As it tumbles lakeward from Wauwatosa, the Menomonee River creates neighborhoods. The river valley separates the South Side from Downtown, provides a home for the Valley, and sets limits for communities ranging from Merrill Park to Walker's Point. Studying history and landscape is important to understand certain geological-cultural-political solutions. https://essayelites.com/ and elite writings that describe these points will help you understand the main points and importance of these knowledge.
Story Hill is one of the newer neighborhoods defined by the river. Perched on a bluff overlooking Miller Park, Story Hill lies at the geographic center of Milwaukee County; access in any direction is effortless. But the neighborhood is anything but a crossroads. Shaped by the valley throughout its history, Story Hill is a neighborhood that stands apart.
Hiram Story was almost a pioneer. He left Vermont at the age of 25 and headed west to Milwaukee, arriving in 1843. Several years had passed since the first wave of settlement, but there was still plenty of room for newcomers. By 1846, the year Milwaukee was chartered, Story owned 160 acres west of the city. The New Englander's land, bordered by 43rd and 51st Streets between Wisconsin Avenue and Canal Street, included nearly all of the present Story Hill neighborhood.
Story started a farm above the Menomonee River, but an accidental discovery led him to more lucrative pursuits. According to local legend, a storm uprooted a large tree on the farm in the 1850s, revealing a deposit of high-grade dolomite, better known today as Lannon stone. The farmer becam a quarryman, supplying the needs of builders throughout the region. Business was so demanding that Hiram's brother, Horace Story, joined him as a partner in 1857. The Story brothers' quarry eventually covered what is now the north parking lot of Miller Park, and it spread east beneath the present Highway 41 expressway. The brothers built homes on the high ground above the quarry, and the area was soon known as "Story Hill."
Competing stone quarries opened in the Menomonee Valley, among them the Manegold and Monarch operations, which lay just over the hill from the Story quarry. (Filled in today, they constitute Doyne Park.) Between the quarries, at the crest of the hill, was the main road between Milwaukee and all points west. The "highway," little more than two ruts at first, had been blazed in the 1830s to connect the lakeshore city with the little village of Blue Mounds, west and south of Madison. There it joined the old Military Road connecting Green Bay and Prairie du Chien. Most of the route is still in use as Highway 18.

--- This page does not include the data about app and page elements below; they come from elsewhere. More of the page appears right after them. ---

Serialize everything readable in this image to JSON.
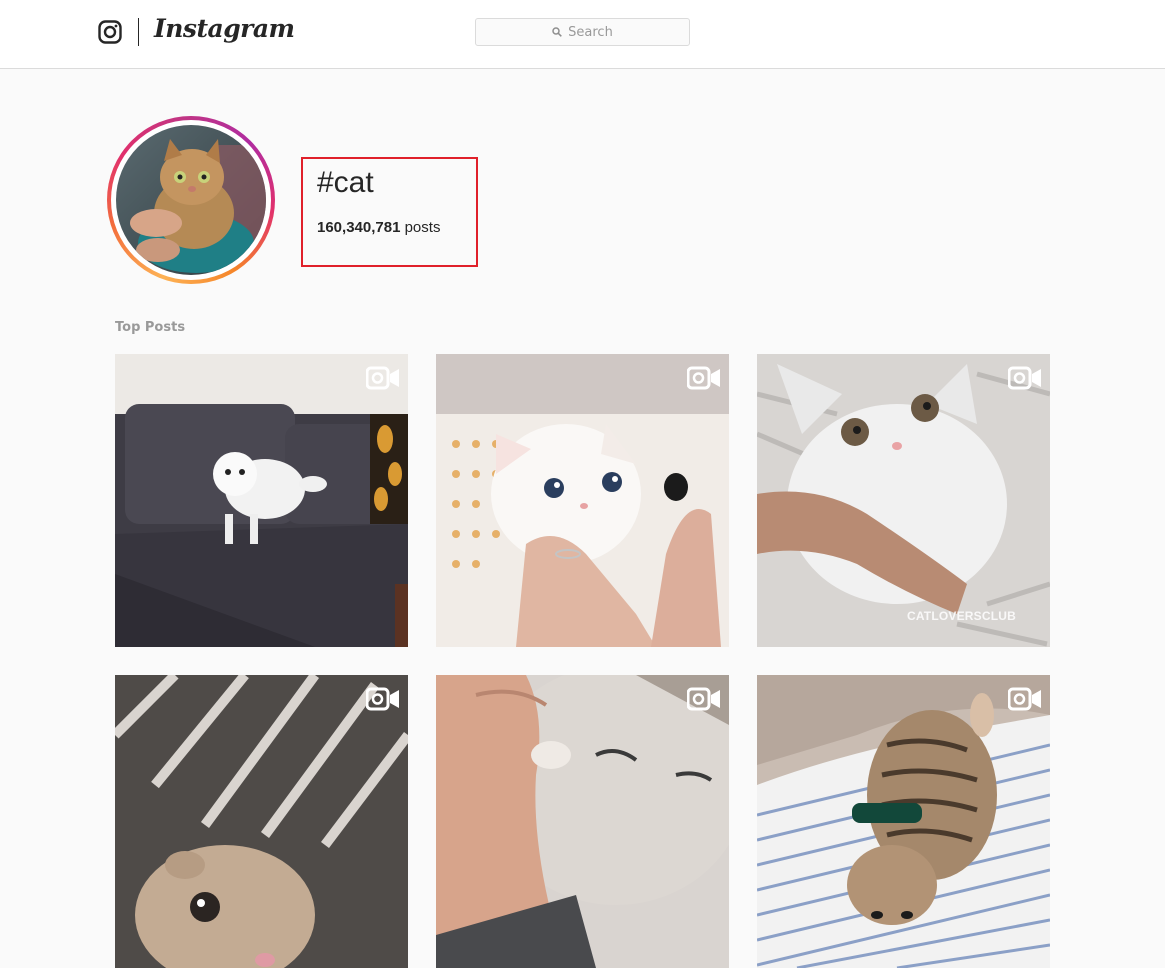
{
  "nav": {
    "logo_text": "Instagram",
    "search_placeholder": "Search"
  },
  "hashtag": {
    "name": "#cat",
    "post_count": "160,340,781",
    "post_label": "posts"
  },
  "top_posts": {
    "title": "Top Posts",
    "items": [
      {
        "type": "video",
        "subject": "white kitten on sofa",
        "watermark": ""
      },
      {
        "type": "video",
        "subject": "white kitten held in hands",
        "watermark": ""
      },
      {
        "type": "video",
        "subject": "white cat held in arm",
        "watermark": "CATLOVERSCLUB"
      },
      {
        "type": "video",
        "subject": "grey cat under striped blanket",
        "watermark": ""
      },
      {
        "type": "video",
        "subject": "cat nuzzling hand",
        "watermark": ""
      },
      {
        "type": "video",
        "subject": "tabby kitten on striped blanket",
        "watermark": ""
      }
    ]
  },
  "colors": {
    "highlight": "#e0202a",
    "ring_start": "#fdb255",
    "ring_end": "#c13584",
    "muted_text": "#999999"
  },
  "icons": [
    "instagram-glyph-icon",
    "search-icon",
    "video-icon"
  ]
}
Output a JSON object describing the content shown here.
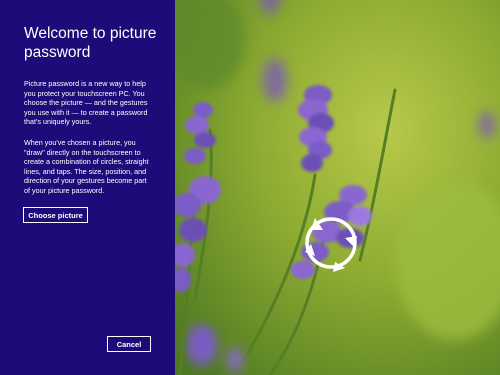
{
  "left_panel": {
    "title": "Welcome to picture\npassword",
    "paragraph1": "Picture password is a new way to help\nyou protect your touchscreen PC. You\nchoose the picture — and the gestures\nyou use with it — to create a password\nthat's uniquely yours.",
    "paragraph2": "When you've chosen a picture, you\n\"draw\" directly on the touchscreen to\ncreate a combination of circles, straight\nlines, and taps. The size, position, and\ndirection of your gestures become part\nof your picture password.",
    "choose_picture_label": "Choose picture",
    "cancel_label": "Cancel",
    "background_color": "#1e0a78"
  },
  "picture": {
    "subject": "lavender flowers photo",
    "gesture_icon": "circle-gesture-icon",
    "accent_colors": [
      "#7ea82b",
      "#7b5bc7"
    ]
  }
}
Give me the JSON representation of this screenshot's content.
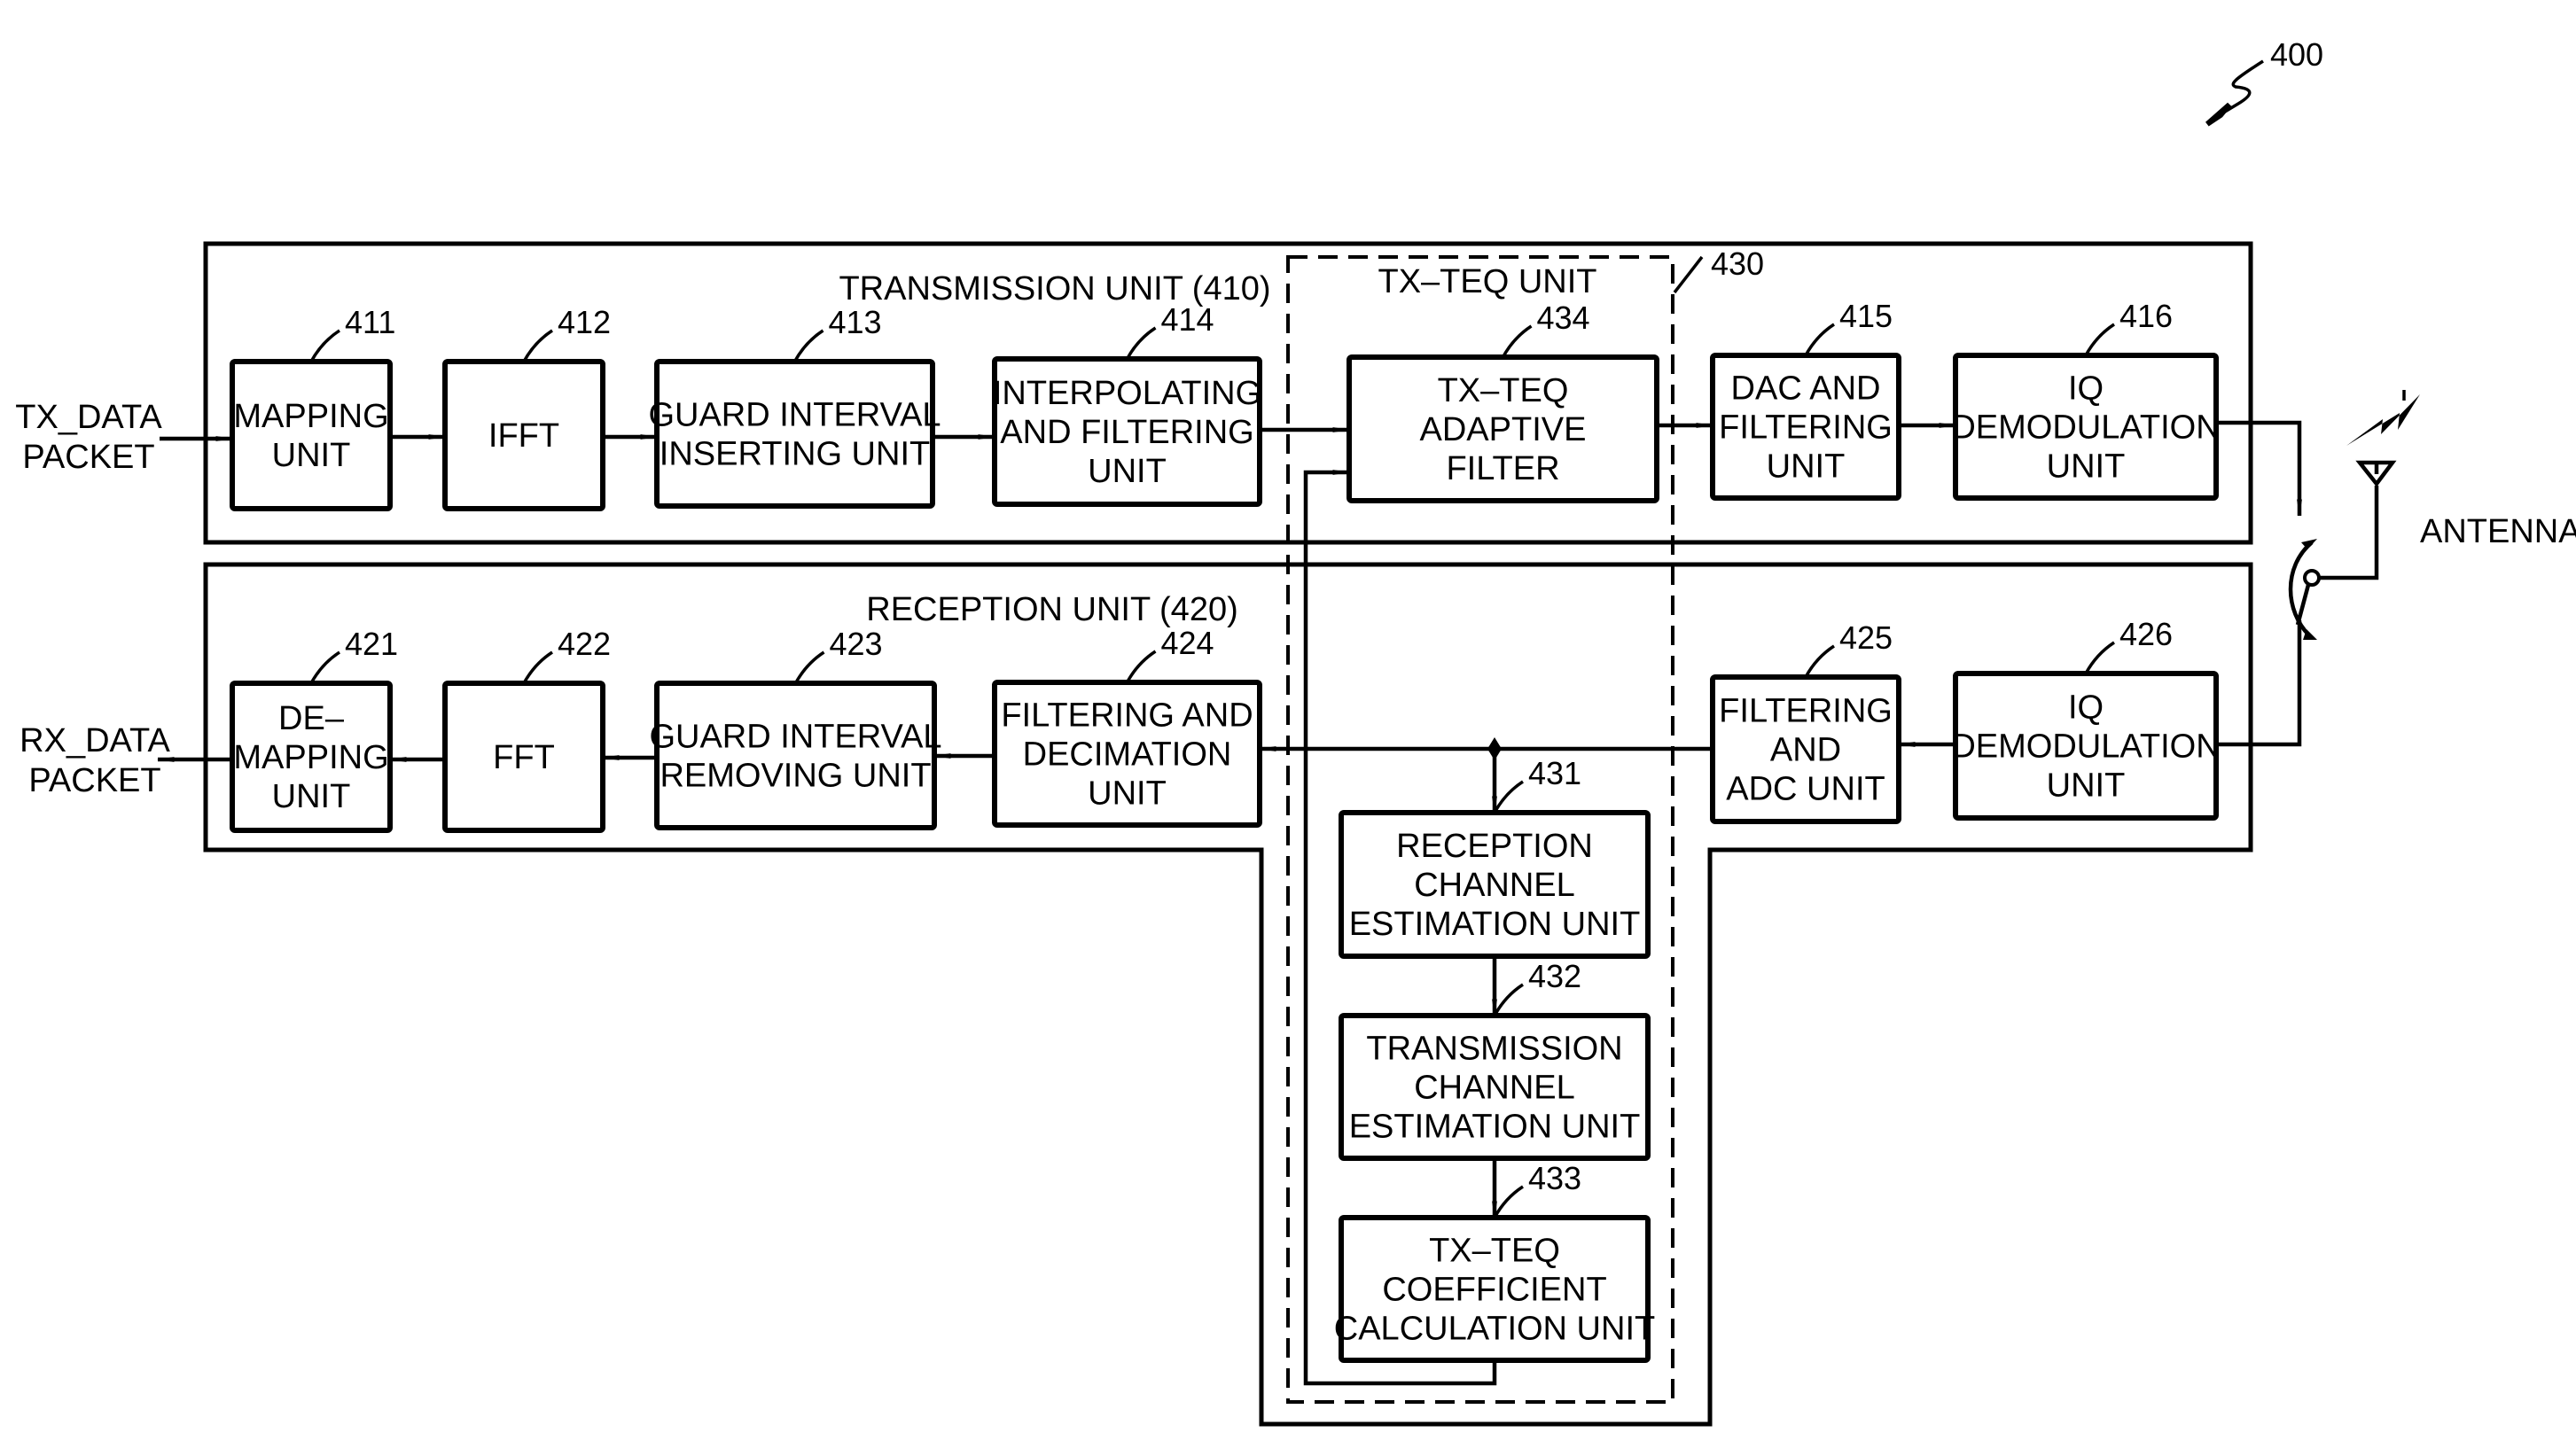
{
  "figure": {
    "ref": "400",
    "transmission_unit": {
      "title": "TRANSMISSION UNIT (410)"
    },
    "reception_unit": {
      "title": "RECEPTION UNIT  (420)"
    },
    "txteq_unit": {
      "title": "TX–TEQ UNIT",
      "ref": "430"
    },
    "inputs": {
      "tx": [
        "TX_DATA",
        "PACKET"
      ],
      "rx": [
        "RX_DATA",
        "PACKET"
      ],
      "antenna": "ANTENNA"
    },
    "tx_blocks": [
      {
        "ref": "411",
        "lines": [
          "MAPPING",
          "UNIT"
        ]
      },
      {
        "ref": "412",
        "lines": [
          "IFFT"
        ]
      },
      {
        "ref": "413",
        "lines": [
          "GUARD INTERVAL",
          "INSERTING UNIT"
        ]
      },
      {
        "ref": "414",
        "lines": [
          "INTERPOLATING",
          "AND FILTERING",
          "UNIT"
        ]
      },
      {
        "ref": "434",
        "lines": [
          "TX–TEQ",
          "ADAPTIVE",
          "FILTER"
        ]
      },
      {
        "ref": "415",
        "lines": [
          "DAC AND",
          "FILTERING",
          "UNIT"
        ]
      },
      {
        "ref": "416",
        "lines": [
          "IQ",
          "DEMODULATION",
          "UNIT"
        ]
      }
    ],
    "rx_blocks": [
      {
        "ref": "421",
        "lines": [
          "DE–",
          "MAPPING",
          "UNIT"
        ]
      },
      {
        "ref": "422",
        "lines": [
          "FFT"
        ]
      },
      {
        "ref": "423",
        "lines": [
          "GUARD INTERVAL",
          "REMOVING UNIT"
        ]
      },
      {
        "ref": "424",
        "lines": [
          "FILTERING AND",
          "DECIMATION",
          "UNIT"
        ]
      },
      {
        "ref": "425",
        "lines": [
          "FILTERING",
          "AND",
          "ADC UNIT"
        ]
      },
      {
        "ref": "426",
        "lines": [
          "IQ",
          "DEMODULATION",
          "UNIT"
        ]
      }
    ],
    "teq_blocks": [
      {
        "ref": "431",
        "lines": [
          "RECEPTION",
          "CHANNEL",
          "ESTIMATION UNIT"
        ]
      },
      {
        "ref": "432",
        "lines": [
          "TRANSMISSION",
          "CHANNEL",
          "ESTIMATION UNIT"
        ]
      },
      {
        "ref": "433",
        "lines": [
          "TX–TEQ",
          "COEFFICIENT",
          "CALCULATION UNIT"
        ]
      }
    ]
  }
}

Blue Mound Road, as it came to be called, was a country lane in the mid-1800s, but it brought the first non-rural development to the Story Hill area. In 1857, Milwaukee's Catholic diocese opened Calvary Cemetery east of Hawley Road on Blue Mound. It had 10,000 burials by 1880, and its "residents" would eventually include such notables as Solomon Juneau and Patrick Cudahy.
Urban development reached the very edge of Story Hill in the late 1880s. A small settlement called Pigsville spread across the Menomonee Valley floor in the 1880s and '90s, its residents drawn by job opportunities in nearby industries, uncluding the Story quarry. But Pigsville was destined to remain an urban village, one of the most isolated communities in the Milwaukee area. Development farther west, on Story Hill, was blocked by the western bluff.
The area's urban future clearly hinged on easy connections to the city. The first link was forged in 1892, when a streetcar company build a spindly trestle across the valley at Wells Street. There was soon regular service to Wauwatosa, and after 1901, to West Allis.
Sensing a boom, developers opened subdivisions on the Wells Street section of the bluff in the 1890s. They found few takers, despite the improved connections to the city. The streetcars, however, remained in service until 1958, and the trestle was not demolished until 1962. The West Allis roadway persists, with its wooden ties still intact as a narrow belt of green space between 52nd and 53rd Streets south of Wells.